First Peter 5:8 states, “Be sober-minded; be watchful. Your adversary the devil prowls around like a roaring lion, seeking someone to devour” (ESV). This verse appears in the final chapter of the book and is followed by Peter’s appeal to his readers to resist the devil and stand firm. As we focus on obeying God, we must also understand why the devil is our adversary and how to handle his attacks.
One reason that Satan, whose very name means “adversary” or “one who opposes,” is described as our adversary is that he is God’s enemy. While the Bible does not provide a comprehensive account of the events that transpired between God and the devil in eternity past, Isaiah 14:12–14 and Ezekiel 28:12–18 give some clues. These passages suggest that the angel we now call the devil rebelled against God, and other angels joined the rebellion, leading to their exile from God’s presence. Having no power against the All-Powerful, the devil turns his attention to humanity, God’s cherished creation.
This raises uncomfortable questions. We may wonder why God permitted the rebellion or why He created Satan in the first place. Since there are no explicit biblical answers to these questions, we find ourselves like toddlers attempting to understand quantum physics. What we do know is that God created everything with a purpose, including the angel that became the devil (Revelation 4:11).
It is important to remember that God originally made Satan as a holy angel before the latter rebelled. Furthermore, just because God possesses foreknowledge of an event does not mean that He causes that event to happen. At most, we can only inquire why He created anything at all. Similar to reading a suspense novel, understanding the ways of God may only come at the end when God restores all things (Revelation 21:1–6).

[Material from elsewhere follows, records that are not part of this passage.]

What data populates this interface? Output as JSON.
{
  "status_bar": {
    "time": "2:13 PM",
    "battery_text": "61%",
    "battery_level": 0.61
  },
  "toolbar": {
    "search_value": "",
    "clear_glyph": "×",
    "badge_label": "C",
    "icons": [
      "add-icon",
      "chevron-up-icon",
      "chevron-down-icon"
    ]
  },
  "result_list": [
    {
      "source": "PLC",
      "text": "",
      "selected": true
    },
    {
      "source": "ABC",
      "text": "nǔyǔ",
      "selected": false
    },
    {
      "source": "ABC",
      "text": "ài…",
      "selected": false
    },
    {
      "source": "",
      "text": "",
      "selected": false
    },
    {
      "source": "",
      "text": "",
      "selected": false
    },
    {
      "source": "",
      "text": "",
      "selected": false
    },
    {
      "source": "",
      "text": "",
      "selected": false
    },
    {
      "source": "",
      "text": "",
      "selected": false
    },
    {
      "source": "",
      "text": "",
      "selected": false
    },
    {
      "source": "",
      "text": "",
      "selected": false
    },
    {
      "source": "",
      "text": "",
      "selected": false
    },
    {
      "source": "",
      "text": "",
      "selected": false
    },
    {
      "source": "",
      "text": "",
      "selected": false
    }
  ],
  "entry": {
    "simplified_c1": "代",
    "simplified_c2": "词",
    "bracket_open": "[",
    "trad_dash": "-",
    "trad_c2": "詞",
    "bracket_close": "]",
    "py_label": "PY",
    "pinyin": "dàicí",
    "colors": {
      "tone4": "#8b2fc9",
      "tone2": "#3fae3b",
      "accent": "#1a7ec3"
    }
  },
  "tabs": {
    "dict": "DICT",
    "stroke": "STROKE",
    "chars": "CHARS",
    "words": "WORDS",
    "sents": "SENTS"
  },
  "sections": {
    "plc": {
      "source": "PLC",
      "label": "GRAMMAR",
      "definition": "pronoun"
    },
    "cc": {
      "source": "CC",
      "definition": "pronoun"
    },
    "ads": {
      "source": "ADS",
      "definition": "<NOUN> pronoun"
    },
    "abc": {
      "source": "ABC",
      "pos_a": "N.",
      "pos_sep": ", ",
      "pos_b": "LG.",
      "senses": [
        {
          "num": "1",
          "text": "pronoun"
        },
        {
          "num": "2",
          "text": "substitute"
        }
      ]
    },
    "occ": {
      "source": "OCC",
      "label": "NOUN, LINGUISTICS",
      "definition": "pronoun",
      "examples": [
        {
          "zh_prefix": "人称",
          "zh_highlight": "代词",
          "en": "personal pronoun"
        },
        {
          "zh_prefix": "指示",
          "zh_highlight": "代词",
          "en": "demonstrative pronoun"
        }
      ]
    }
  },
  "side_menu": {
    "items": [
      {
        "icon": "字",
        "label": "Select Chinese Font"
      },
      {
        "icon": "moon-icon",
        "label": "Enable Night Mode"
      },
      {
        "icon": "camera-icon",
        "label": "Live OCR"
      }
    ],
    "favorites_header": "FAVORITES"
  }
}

Until the grand denouement, we live with unanswered questions in the middle of the ultimate suspense story. There is more to be said about our adversary. The term devil originates from the Greek word diabolos, which means “slanderer” or “accuser.” This notion is conveyed in Revelation 12:10, which portrays the devil seeking to accuse us as guilty before the Ultimate Judge, like he did to Job (Job 1:6–12; 2:1–6) and Joshua the high priest (Zechariah 3:1).

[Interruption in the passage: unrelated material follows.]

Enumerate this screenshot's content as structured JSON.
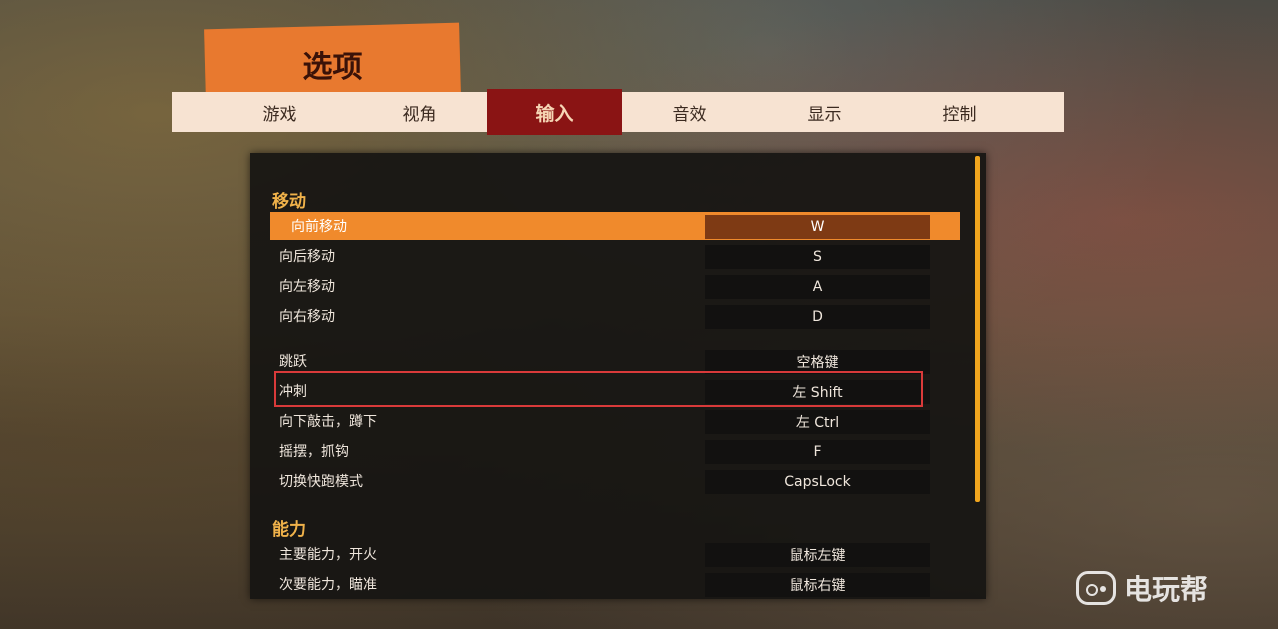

The devil is also known as the “father of lies” (John 8:44) and is responsible for leading the world astray (Revelation 12:9). He deceived Eve into rebelling against God (Genesis 3:1–7), and he continues to feed the world lies. The devil even attempted to deceive Jesus (Matthew 4:1–11).

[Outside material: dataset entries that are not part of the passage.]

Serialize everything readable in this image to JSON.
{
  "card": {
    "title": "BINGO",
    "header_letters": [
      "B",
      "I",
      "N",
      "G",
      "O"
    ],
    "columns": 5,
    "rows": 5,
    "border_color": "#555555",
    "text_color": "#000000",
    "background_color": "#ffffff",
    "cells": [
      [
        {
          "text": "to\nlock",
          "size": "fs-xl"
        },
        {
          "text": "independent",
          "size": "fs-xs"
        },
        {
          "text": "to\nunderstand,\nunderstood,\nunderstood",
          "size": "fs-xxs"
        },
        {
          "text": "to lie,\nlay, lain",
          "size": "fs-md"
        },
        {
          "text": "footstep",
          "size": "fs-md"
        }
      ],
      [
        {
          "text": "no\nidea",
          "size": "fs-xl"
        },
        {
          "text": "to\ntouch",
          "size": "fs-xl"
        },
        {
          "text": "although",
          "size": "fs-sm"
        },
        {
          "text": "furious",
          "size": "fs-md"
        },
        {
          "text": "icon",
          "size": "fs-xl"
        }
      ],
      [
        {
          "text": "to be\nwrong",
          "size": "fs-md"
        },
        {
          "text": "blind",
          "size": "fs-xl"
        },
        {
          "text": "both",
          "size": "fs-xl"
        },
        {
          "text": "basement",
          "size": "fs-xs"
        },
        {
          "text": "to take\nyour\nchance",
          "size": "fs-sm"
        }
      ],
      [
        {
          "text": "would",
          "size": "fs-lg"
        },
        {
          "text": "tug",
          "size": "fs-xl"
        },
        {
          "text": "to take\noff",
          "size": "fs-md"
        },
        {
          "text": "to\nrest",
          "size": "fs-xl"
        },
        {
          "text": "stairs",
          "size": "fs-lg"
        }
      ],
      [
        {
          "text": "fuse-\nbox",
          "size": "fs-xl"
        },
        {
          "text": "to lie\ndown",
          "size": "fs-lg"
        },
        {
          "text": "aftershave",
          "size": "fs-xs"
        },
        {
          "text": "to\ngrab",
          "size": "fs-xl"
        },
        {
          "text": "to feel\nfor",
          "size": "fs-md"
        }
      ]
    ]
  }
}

The widespread persecution of Christians, both in the past and present, can also be attributed to our adversary, the devil. First Peter 5:9 mentions suffering, and the entire letter was written to encourage persecuted believers. The devil uses persecution as a means to discourage Christians. The assault is emphasized in Revelation 2:7, where the church of Smyrna is warned that “the devil is about to throw some of you into prison to test you.” Also, Revelation 12:17 predicts that the dragon will wage war against “those who keep God’s commands and hold fast their testimony about Jesus.”
The devil is our adversary because he opposes all that God is and does. Humans are created in God’s image (Genesis 1:27), humans represent the pinnacle of God’s creation, and humans are the object of God’s love (John 3:16). Further, Satan opposes even more vehemently all those who are bound to Christ. Our battle is not against politicians, new atheists, or anyone else who combats Christianity; it is fundamentally a spiritual conflict (Ephesians 6:11–12). Like vigilant soldiers, we must remain alert and armed with spiritual weapons.
Our armor against our adversary the devil comprises God’s truth, His gift of righteousness, salvation, the peace of the gospel, the unshakable Word of God, and our faith in Christ (Ephesians 6:14–17).